India's sustained effort towards reducing greenhouse gases (GHG) will ensure that the country's per capita emission of GHG will continue to be low until 2030-31, and it is estimated that the per capita emission in 2031 will be lower than per capita global emission of GHG in 2005, according to a new study. Even in 2031, India's per capita GHG emissions would stay under four tonnes of CO2, which is lower than the global per capita emission of 4.22 tonnes of CO2 in 2005.

India has been ranked ninth in the tree planting roll of honour in 2009 in a campaign to plant a billion trees, which was launched by the United Nations Environment Programme (UNEP) in November 2006.

The Secretary of the Ministry of Environment and Forests, Mr. Vijay Sharma, announced that India has joined the United Nations Environment Programme's Plant for the Planet: Billion Tree Campaign (BTC) by planting two billion trees since 2007.

The number of carbon credits issued for emission reduction projects in India is set to triple over the next three years to 246 million by December 2012 from 72 million in November 2009, according to a CRISIL Research study.

This will cement India's second position in the global carbon credits market (technically called Certified Emission Reduction units or CERs). The growth in CER issuance will be driven by capacity additions in the renewable energy sector and by the eligibility of more renewable energy projects to issue CERs. Consequently, the share of renewable energy projects in Indian CERs will increase to 31 per cent.

CRISIL Research expects India's renewable energy capacity to increase to 20,000 mega watt (MW) by December 2012, from the current 15,542 MW.

The contribution of renewable energy to the power business in India has now reached 70 per cent, compared to 10 per cent in 2000, in terms of project numbers and dollar value, according to Anita George, Director, Infrastructure, International Finance Corporation (IFC).

As per industry estimates, private equity and global venture capital companies will invest up to US$ 1 billion in high-growth, incentive-driven renewable energy companies by the end of the current fiscal. Companies such as Moser Baer and Caparo Energy along with state-owned companies are planning to raise funds for clean energy projects. Recently, the International Finance Corporation (IFC), a World Bank arm, committed US$ 10 million in Azure Power India, a solar energy producer.

India's first-ever 3 MW solar photovoltaic power plant, developed by the Karnataka Power Corporation Limited (KPCL), the state-owned power generating company, was dedicated to the nation at Yalesandra village in Kolar district on June 17, 2010. The plant, which uses modular crystalline technology to generate solar energy, has been set up at a cost of US$ 1.29 million.

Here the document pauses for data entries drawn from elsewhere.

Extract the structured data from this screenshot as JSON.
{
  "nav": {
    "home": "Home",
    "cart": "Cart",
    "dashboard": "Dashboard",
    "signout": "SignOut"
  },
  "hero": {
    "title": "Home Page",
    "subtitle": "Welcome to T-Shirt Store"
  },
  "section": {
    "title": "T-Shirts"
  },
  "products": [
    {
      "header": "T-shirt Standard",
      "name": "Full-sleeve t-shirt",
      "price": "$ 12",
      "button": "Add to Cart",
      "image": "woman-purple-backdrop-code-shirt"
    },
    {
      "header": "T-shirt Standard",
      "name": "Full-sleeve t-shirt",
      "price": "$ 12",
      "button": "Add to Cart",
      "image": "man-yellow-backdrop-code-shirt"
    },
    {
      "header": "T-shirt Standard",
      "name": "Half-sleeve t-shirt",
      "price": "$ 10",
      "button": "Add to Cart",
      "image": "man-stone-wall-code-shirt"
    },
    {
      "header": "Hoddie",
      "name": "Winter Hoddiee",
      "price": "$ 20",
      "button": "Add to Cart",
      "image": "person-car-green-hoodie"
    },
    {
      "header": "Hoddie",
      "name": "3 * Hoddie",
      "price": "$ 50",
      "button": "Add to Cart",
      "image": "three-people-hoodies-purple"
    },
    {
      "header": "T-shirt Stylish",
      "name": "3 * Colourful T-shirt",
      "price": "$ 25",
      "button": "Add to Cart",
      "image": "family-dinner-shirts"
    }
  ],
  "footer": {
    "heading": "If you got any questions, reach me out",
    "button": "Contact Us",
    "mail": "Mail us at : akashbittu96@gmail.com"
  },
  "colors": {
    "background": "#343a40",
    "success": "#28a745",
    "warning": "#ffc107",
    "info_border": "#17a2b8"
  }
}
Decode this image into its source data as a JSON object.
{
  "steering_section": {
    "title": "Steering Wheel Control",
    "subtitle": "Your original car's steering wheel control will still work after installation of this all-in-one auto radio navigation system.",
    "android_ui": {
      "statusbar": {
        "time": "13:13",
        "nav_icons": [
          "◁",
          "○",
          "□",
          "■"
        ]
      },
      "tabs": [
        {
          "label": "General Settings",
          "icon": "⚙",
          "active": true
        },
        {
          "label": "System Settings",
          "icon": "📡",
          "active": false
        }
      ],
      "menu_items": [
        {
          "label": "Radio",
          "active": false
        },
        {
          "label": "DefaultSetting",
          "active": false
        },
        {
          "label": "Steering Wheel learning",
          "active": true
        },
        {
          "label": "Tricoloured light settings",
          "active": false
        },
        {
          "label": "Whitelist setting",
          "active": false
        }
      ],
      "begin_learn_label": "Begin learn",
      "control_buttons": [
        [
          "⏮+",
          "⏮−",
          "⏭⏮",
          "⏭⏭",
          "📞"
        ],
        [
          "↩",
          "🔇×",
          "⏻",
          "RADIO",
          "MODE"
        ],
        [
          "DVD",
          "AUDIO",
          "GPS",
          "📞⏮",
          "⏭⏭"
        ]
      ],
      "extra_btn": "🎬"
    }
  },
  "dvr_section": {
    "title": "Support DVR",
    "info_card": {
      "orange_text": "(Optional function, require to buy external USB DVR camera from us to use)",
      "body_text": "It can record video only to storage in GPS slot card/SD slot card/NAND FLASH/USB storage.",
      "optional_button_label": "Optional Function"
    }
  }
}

India is the fifth largest wind energy producer in the world, with installed capacity of nearly 10,500 MW and a target to scale up capacity to 14,000 MW by the end of 2011.